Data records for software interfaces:
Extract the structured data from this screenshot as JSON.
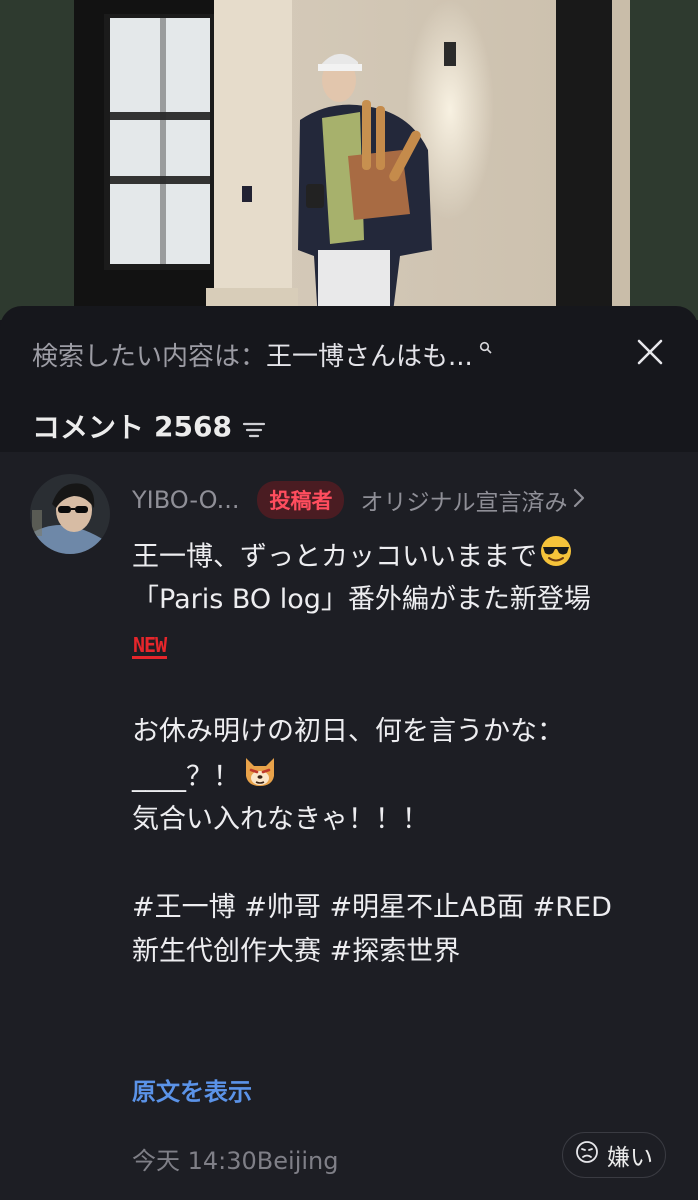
{
  "search": {
    "prefix": "検索したい内容は：",
    "query": "王一博さんはも..."
  },
  "comments_header": {
    "label": "コメント",
    "count": "2568"
  },
  "comment": {
    "username": "YIBO-O...",
    "author_badge": "投稿者",
    "original_declared": "オリジナル宣言済み",
    "lines": {
      "l1": "王一博、ずっとカッコいいままで",
      "l2": "「Paris BO log」番外編がまた新登場",
      "l3_badge": "NEW",
      "l4": "お休み明けの初日、何を言うかな：",
      "l5": "____？！",
      "l6": "気合い入れなきゃ！！！",
      "tags1": [
        "#王一博",
        "#帅哥",
        "#明星不止AB面",
        "#RED"
      ],
      "tags2": [
        "新生代创作大赛",
        "#探索世界"
      ]
    },
    "show_original": "原文を表示",
    "timestamp": "今天 14:30Beijing",
    "dislike_label": "嫌い"
  },
  "icons": {
    "search_hint": "search-icon",
    "close": "close-icon",
    "sort": "sort-icon",
    "chevron": "chevron-right-icon",
    "cool_emoji": "sunglasses-emoji-icon",
    "dog_emoji": "shiba-emoji-icon",
    "dislike": "dislike-face-icon"
  },
  "colors": {
    "background": "#16171c",
    "comment_bg": "#1d1e24",
    "author_badge_bg": "#4a1c22",
    "author_badge_text": "#ff4d5e",
    "link_blue": "#5b93e8",
    "new_badge": "#e5262b"
  }
}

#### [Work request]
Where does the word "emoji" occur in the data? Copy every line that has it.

#### [Task solution]
    "cool_emoji": "sunglasses-emoji-icon",
    "dog_emoji": "shiba-emoji-icon",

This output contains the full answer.